  28. thomas tucker says:

    OR Mass. Only mention of the Synod was in the Prayers of the Faithful. Unfortunately, the newly-appointed pastor said he didn’t expect so many people to be in lind for confession prior to Mass, and then said that Confession is basically for mortal sin, and venial sins are taken care of during Mass. The clear implication was that you should only go to confession if you are guilty of mortal sin. I hate it when I have to explain to my children that what Father says during his homily is not strictly true.

  29. thomas tucker says:

    Sorry, that should have read “OF” Mass, but I’m sure you could figure that out based on my comments about the homily, etc.

  30. frjim4321 says:

    “May I copy your three points and use them when speaking about this oft vexed issue with others?” Rafquas Road

    Of course … here is the whole thing but it’s crude … these are my presentation notes only so there are a lot of gaps …

    /\/\/\/\/\/\

    There are many kinds of service in the church but one that we do not hear about often is the Ministry of Suffering.

    When we experience Illness, Loss, Heartbreak … real and true suffering…it can become a ministry in which we share.

    How can there be a ministry of suffering?

    If our definition of ministry is to serve as Jesus did, we need look no further than the scriptural readings today:

    Is 53: Song of the Suffering Servant which prefigures a messianic figure who will serve by suffering, who through suffering will justify many.

    Heb 4: We have a high priest who has been tested in every way except sin.

    Mark 10: The Son of Man did not come to be served but to serve and to give his life as a ransom for many.

    So, if to minister means to serve as Jesus served, it is clear that there is a ministry of suffering.

    Three Truths about the Ministry of Suffering:

    (1) We see the human nature of Jesus most vividly through the his suffering and his taking up of the cross.
    (2) We are most intimately, humanly connected to Jesus through our experience of suffering.
    (3) The way in which we embrace suffering is our most convincing and powerful proclamation of faith.
    ?
    Suffering is at the heart of the ministry of all the members of the church. As is the case for example in the Rite of the Anointing of the Sick there are three ways:

    (1) To either be among those who chose to be anointed…
    (2) To be of prayerful support to those who were anointed…
    (3) And sometimes a little of both; how often to we see those in our midst who find that through service to others in spite of their own suffering, they are able to transcend their own suffering.

    Tie in with Eucharist.

    Grain – ground – bread – body

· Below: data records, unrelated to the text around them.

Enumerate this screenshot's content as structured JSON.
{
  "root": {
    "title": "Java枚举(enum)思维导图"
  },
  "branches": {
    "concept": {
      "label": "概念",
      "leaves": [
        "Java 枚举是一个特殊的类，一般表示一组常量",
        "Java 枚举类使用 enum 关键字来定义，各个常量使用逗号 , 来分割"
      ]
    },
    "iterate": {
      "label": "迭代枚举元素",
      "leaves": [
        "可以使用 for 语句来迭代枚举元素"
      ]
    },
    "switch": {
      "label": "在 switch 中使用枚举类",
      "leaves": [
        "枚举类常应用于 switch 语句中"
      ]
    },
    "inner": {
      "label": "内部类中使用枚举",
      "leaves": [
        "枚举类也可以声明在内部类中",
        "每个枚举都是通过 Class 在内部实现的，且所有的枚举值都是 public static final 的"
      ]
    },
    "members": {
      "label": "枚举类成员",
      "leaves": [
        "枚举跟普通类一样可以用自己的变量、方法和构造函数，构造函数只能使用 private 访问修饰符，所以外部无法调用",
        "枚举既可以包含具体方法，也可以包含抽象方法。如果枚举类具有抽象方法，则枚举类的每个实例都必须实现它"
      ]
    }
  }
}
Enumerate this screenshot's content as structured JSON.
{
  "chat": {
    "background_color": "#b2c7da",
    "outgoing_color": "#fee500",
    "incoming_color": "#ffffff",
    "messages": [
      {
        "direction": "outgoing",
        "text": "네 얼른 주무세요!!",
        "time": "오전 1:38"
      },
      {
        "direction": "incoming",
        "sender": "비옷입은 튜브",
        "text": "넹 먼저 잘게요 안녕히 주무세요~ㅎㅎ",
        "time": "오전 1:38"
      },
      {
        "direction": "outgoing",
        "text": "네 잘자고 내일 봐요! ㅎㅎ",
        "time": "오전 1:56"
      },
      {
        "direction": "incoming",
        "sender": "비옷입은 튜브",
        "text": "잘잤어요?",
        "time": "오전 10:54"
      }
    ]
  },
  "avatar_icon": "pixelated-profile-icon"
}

    Grapes – crushed – wine – blood

    James & John at first bargained, eventually as did they, Martha, Mary and the others gathered around Jesus embraced the ministry of suffering with acceptance and their lives are now a witness to us; as we who embrace the ministry of suffering are a witness to others.

  31. Hardworkingman says:

    Not a word about the Synod or the beautiful Saintly parents of Therese of Liseaux .

Comments are closed.